I haven't gone outside much lately. It's been either too cold, or too wet, or both. Instead, I've been doing a lot of reading to pass the time.
Dien Bien Phu is always spoken in the same breath as Khe Sahn if you are American. In both cases, the North Vietnamese surrounded a major fire base and tried to wipe it out. In the case of the French at Dien Bien Phu, they succeeded. Nobody thought the North Vietnamese could get anti-aircraft guns or heavy artillery in there, but they did. France lost a large percentage of their elite Paratroop and Foreign Legion units there, and at the end of the battle they negotiated a cut and run. We could have saved the French at Dien Bien Phu with a massive airstrike, and our Air Force was ready to launch it when the politicians in D.C. turned craven and left the French to twist in the wind. Thanks to that, we inherited the war.
Bernard Fall wrote another book, on the Indochinese war up to the point of Dien Bien Phu. It covers the different major operations of the first years of the war. The French did not have enough troops, weapons or money but they put up a good fight. They did have some very good forces, including a unit that had been fighting with the UN in Korea and was withdrawn because things were getting tight in Indochina.
What strikes me as strange is how many big battles were fought right in the same places, first by the French then by us. But no one seems to have realized it at the time, and the Americans made the same mistakes, in the same locations, with the same results. Trying to use South Vietnamese troops worked out even worse for us than it did for the French, and that's saying something because by and large, the South Vietnamese were worthless.
It's interesting to read about the French Foreign Legion in Indochina. A great number of them were former German Army soldiers, and they had a great record, both there and in Algeria later. But when part of the French Army revolted against De Gaul in Algeria , the Foreign Legion was implicated and many of it's best units were disbanded. I saw the Foreign Legion at work in Lebanon and was much impressed.
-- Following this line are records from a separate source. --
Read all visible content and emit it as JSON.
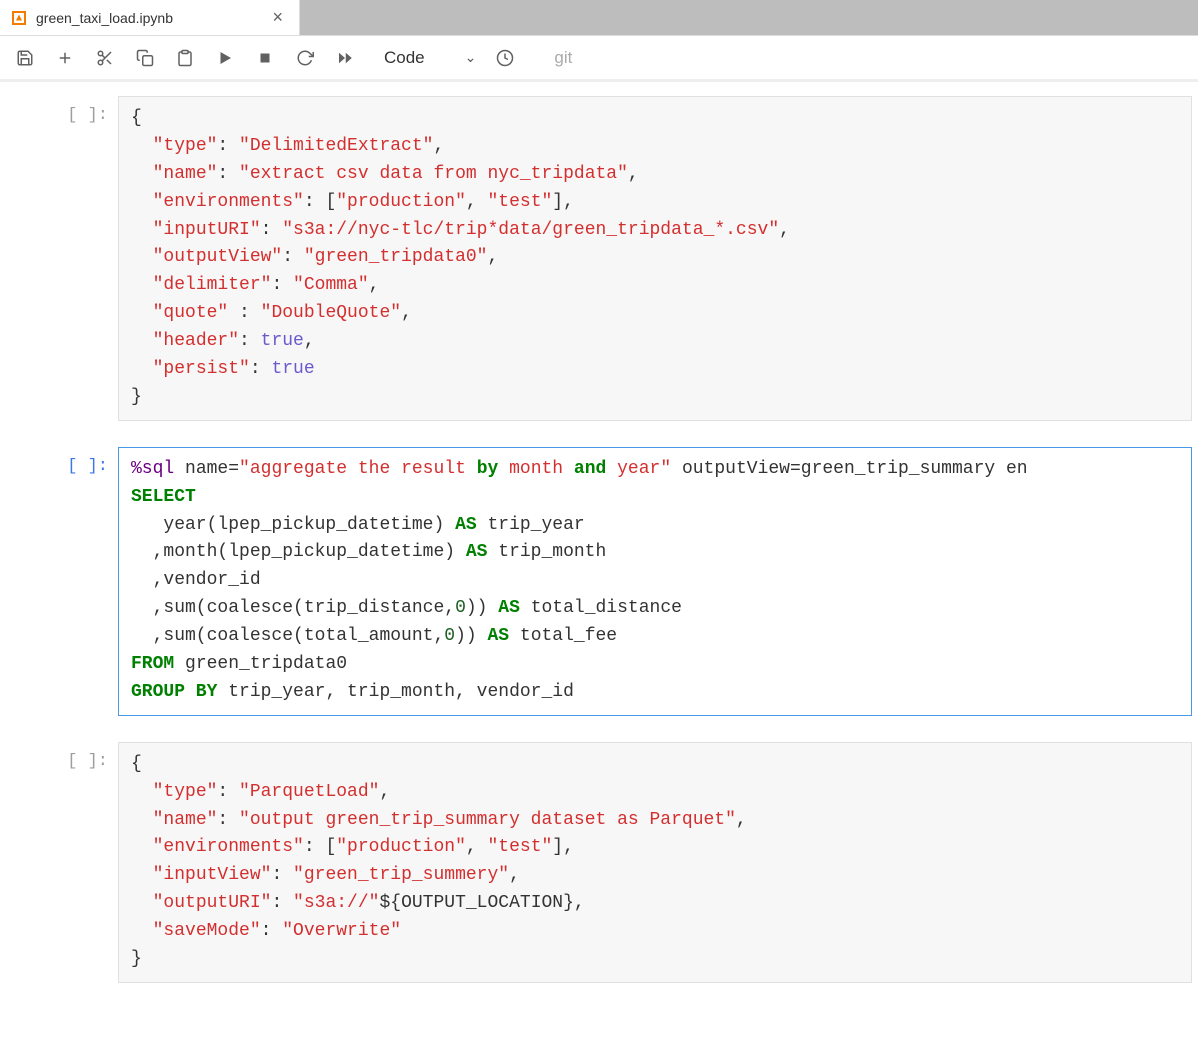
{
  "tab": {
    "title": "green_taxi_load.ipynb"
  },
  "toolbar": {
    "celltype": "Code",
    "git": "git"
  },
  "prompts": {
    "p1": "[ ]:",
    "p2": "[ ]:",
    "p3": "[ ]:"
  },
  "cell1": {
    "l1a": "{",
    "l2k": "\"type\"",
    "l2v": "\"DelimitedExtract\"",
    "l3k": "\"name\"",
    "l3v": "\"extract csv data from nyc_tripdata\"",
    "l4k": "\"environments\"",
    "l4v1": "\"production\"",
    "l4v2": "\"test\"",
    "l5k": "\"inputURI\"",
    "l5v": "\"s3a://nyc-tlc/trip*data/green_tripdata_*.csv\"",
    "l6k": "\"outputView\"",
    "l6v": "\"green_tripdata0\"",
    "l7k": "\"delimiter\"",
    "l7v": "\"Comma\"",
    "l8k": "\"quote\"",
    "l8v": "\"DoubleQuote\"",
    "l9k": "\"header\"",
    "l9v": "true",
    "l10k": "\"persist\"",
    "l10v": "true",
    "l11": "}"
  },
  "cell2": {
    "magic": "%sql",
    "attr_name_k": "name=",
    "attr_name_v": "\"aggregate the result ",
    "by": "by",
    "mid1": " month ",
    "and": "and",
    "mid2": " year\"",
    "attr_ov": " outputView=green_trip_summary en",
    "select": "SELECT",
    "l2": "   year(lpep_pickup_datetime) ",
    "as1": "AS",
    "l2b": " trip_year",
    "l3": "  ,month(lpep_pickup_datetime) ",
    "as2": "AS",
    "l3b": " trip_month",
    "l4": "  ,vendor_id",
    "l5a": "  ,sum(coalesce(trip_distance,",
    "z1": "0",
    "l5b": ")) ",
    "as3": "AS",
    "l5c": " total_distance",
    "l6a": "  ,sum(coalesce(total_amount,",
    "z2": "0",
    "l6b": ")) ",
    "as4": "AS",
    "l6c": " total_fee",
    "from": "FROM",
    "l7b": " green_tripdata0",
    "groupby": "GROUP BY",
    "l8b": " trip_year, trip_month, vendor_id"
  },
  "cell3": {
    "l1": "{",
    "l2k": "\"type\"",
    "l2v": "\"ParquetLoad\"",
    "l3k": "\"name\"",
    "l3v": "\"output green_trip_summary dataset as Parquet\"",
    "l4k": "\"environments\"",
    "l4v1": "\"production\"",
    "l4v2": "\"test\"",
    "l5k": "\"inputView\"",
    "l5v": "\"green_trip_summery\"",
    "l6k": "\"outputURI\"",
    "l6v": "\"s3a://\"",
    "l6x": "${OUTPUT_LOCATION},",
    "l7k": "\"saveMode\"",
    "l7v": "\"Overwrite\"",
    "l8": "}"
  }
}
Even then, there were still an inordinate number of German soldiers in it, mostly long term guys who were unimpressed with 50 years of Garrison Duty , which at the time was all the German Army had done since WW2. They wanted to see the elephant, and that's how they got in the Legion.
It's a strange fact that the North Koreans and Red Chinese were equipped with large numbers of German and American weapons from World War II. The German weapons were gifts to the fraternal communist forces from the Russians, captured during World War II. The American weapons were given to Chaing Kai Shek during and after World War II. When his regime collapsed and the communists took over, they inherited vast quantities of American weapons and equipment. They then gleefully used all this material against us. A list of weapons captured by one USMC company from the North Koreans included the Thompson submachine gun, Springfield M1903 and 1903A4, M1911 Colt, .30 caliber "American Enfield", K98 Mausers, MP-40 submachine gun, Walther P38, Mosin Nagant rifles, Russian sub guns, Tokorov pistols and the list goes on. How would you like to have been responsible for ammunition supply for that Army?
The classic book on Korea is This Kind of War, and my copy comes from the Marine Corps Association Bookstore at Quantico, Va.
Korea probably isn't at the top of current military officers reading lists, but it ought to be. Everything we could possibly have done wrong , we did at the start of that war. Since no culture records it's failures with the same enthusiasm as it's victories, not a lot is written about Korea.
Still, anyone on active duty today could learn a lot from this book, if they could find a copy. Once you start reading it, it's very hard to put down.
Last night, or perhaps I should say early this morning, I finished this book. It was written just after World War I, and though it's old, it's still interesting and informative. One thing that I found worth thinking about is the contention of Nickerson that societies inevitably decay, that civilization is a constant pulse, going up and then slowly deteriorating until it collapses and is replaced by a new version. Most of the book deals with the Romans, but there are sections on earlier and later cultures as well.
Winter is a good time for reading. I've read all these books before, but it seems like I always learn something new every time I read a book for the second time. With the weather being so bad, it's a good pass time. I sit up in my study, with the big skylights and the window looking out over the mountains, and half the time I seem to wind up going to sleep in the big easy chair there. Maybe I am hibernating and just don't know it.